There is nothing about his coverage of possibly the most reprehensible thing ever said by a presidential candidate that can be praised. If Hannity had any sense of responsibility, he would have condemned Trump, but as one friend describes him, he’s a “numbers guy,” and like the President he praises, all that matters are ratings, so of course he’ll cater to the deplorables who will never abandon this President. If Shaer wanted to write a responsible profile of Hannity, he would have pushed back on this mentality, but he just lets the point sit there, as though it’s business at usual for Fox News.
Shaer, to his credit, raises controversies Hannity has gotten himself into, but doesn’t dwell on why his critics see them as evidence of his bigotry. It details an incident early in his career when, as a radio host in Santa Barbara, he got fired for saying on air that people who believed homosexuality was normal were “brainwashed.” While Hannity mentions that his punishment was “deserved,” Shaer colors the story as a reflection of his business model, which he describes as, “Poke, prod, provoke, step back and do it all over again,” instead of being a teachable moment for him to reflect on his behavior. (Although he does mention having gay friends, something I’ve never heard a homophobe say before.)
Even when describing his recent transgressions, like his backing of the Seth Rich conspiracy and his defense of Roy Moore, Shaer treats his subject with kid gloves. Hannity, who believed Rich sent the DNC emails to WikiLeaks, agreed to stop talking about it on the air, but the article reveals that he still communicates with the conspiracy’s most vocal advocates, proof that “by backing off on reporting…but maintaining his contention that ‘something is going on,’ he is effectively having it both ways.” Shaer styles his defense of Moore, and the fallout which ensued, in a similar way, as though he’s praising his business acumen for how he dealt with a man accused of molesting young girls. He describes one of the anchor’s demands for the Senate candidate as “straight out of the pro-wrestling playbook.” To treat these two moments, which reveal Hannity’s conspiratorial and cynical ways, as examples of his knack for giving the audience what they want, is despicable.
In documenting Hannity, Shaer forgets, or doesn’t understand, that when you profile someone like him, you have a journalistic duty to either report on the collateral damage their actions have caused, or at least make the attempt to do so. A strong example of this is the late, great David Carr’s 2001 profile of Harvey Weinstein. According to those who knew him, Carr was aware that the mogul was an alleged sexual predator, and did as much as he could to verify the allegations against him, but could not legally print them. Reading his piece today, he includes some vicious quotes from interviewees that hint he was guilty of much, much worse than just being a stereotypical jerk. Carr may not have been able to write as critical a piece as we would have liked, but he still did everything in his power to tell the truth. (By contrast, author Peter Biskind consciously ignored the allegations against Weinstein when he wrote his 2004 book about him, Down and Dirty Pictures.)

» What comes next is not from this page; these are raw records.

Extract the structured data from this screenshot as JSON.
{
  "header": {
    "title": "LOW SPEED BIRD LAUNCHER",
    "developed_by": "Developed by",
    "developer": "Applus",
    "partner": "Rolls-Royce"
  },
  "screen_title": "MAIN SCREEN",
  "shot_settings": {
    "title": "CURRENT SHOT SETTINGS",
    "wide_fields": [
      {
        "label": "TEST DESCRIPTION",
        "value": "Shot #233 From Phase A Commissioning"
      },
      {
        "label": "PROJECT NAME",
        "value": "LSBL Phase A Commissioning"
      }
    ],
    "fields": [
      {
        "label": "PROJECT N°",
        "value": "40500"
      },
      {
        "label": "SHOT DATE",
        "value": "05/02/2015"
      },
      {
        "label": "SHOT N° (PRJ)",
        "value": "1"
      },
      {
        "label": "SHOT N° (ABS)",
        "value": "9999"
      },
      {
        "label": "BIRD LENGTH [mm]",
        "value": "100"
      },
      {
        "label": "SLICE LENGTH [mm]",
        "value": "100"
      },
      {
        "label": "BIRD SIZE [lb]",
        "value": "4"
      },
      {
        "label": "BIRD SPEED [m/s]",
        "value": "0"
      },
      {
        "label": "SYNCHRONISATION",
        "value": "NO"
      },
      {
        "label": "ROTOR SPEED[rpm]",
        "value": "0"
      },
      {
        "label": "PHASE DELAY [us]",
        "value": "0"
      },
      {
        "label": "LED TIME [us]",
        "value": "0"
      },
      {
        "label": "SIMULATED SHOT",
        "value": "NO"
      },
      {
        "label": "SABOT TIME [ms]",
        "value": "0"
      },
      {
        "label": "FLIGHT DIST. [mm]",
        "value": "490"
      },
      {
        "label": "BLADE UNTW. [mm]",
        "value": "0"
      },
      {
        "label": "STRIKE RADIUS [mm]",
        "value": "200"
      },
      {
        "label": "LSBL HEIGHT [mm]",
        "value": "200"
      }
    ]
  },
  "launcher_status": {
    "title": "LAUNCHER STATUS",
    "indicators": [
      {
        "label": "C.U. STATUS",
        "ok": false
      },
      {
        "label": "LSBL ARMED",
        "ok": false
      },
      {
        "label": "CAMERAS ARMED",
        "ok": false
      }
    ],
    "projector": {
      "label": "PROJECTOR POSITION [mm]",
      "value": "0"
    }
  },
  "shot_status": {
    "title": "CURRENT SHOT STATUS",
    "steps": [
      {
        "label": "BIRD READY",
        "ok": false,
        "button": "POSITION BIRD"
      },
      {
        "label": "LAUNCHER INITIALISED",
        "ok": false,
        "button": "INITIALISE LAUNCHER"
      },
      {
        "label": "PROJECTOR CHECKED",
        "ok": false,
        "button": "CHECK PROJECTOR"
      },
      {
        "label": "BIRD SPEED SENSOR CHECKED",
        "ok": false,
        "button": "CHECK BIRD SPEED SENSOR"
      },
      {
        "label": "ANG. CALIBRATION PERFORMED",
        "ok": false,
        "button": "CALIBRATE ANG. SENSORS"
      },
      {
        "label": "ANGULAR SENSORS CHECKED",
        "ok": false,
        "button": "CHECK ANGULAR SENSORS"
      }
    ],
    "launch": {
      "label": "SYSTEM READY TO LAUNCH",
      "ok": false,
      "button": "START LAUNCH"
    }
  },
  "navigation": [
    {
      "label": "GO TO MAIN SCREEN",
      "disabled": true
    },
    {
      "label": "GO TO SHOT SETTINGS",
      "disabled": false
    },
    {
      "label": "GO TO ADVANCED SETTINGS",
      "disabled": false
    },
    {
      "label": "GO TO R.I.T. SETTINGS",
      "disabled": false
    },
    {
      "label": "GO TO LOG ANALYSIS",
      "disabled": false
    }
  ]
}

“People don’t know what drives me, what energizes me,” Hannity says at the beginning of the article. Immediately preceding that, he says that he doesn’t grant interviews to mainstream reporters because they’re “disgustingly biased, ideological and corrupt.” Maybe the problem is that we already know what gets him up in the morning: a chance to serve as the mouthpiece for a crooked administration and a corrupt President who considers the anchor “great” and tells him, in the article’s last line, “I’m very proud of you.” With friends like him extolling his virtues, who needs The New York Times to do the same?
Jeremy Fassler is a writer and journalist living in Brooklyn, New York.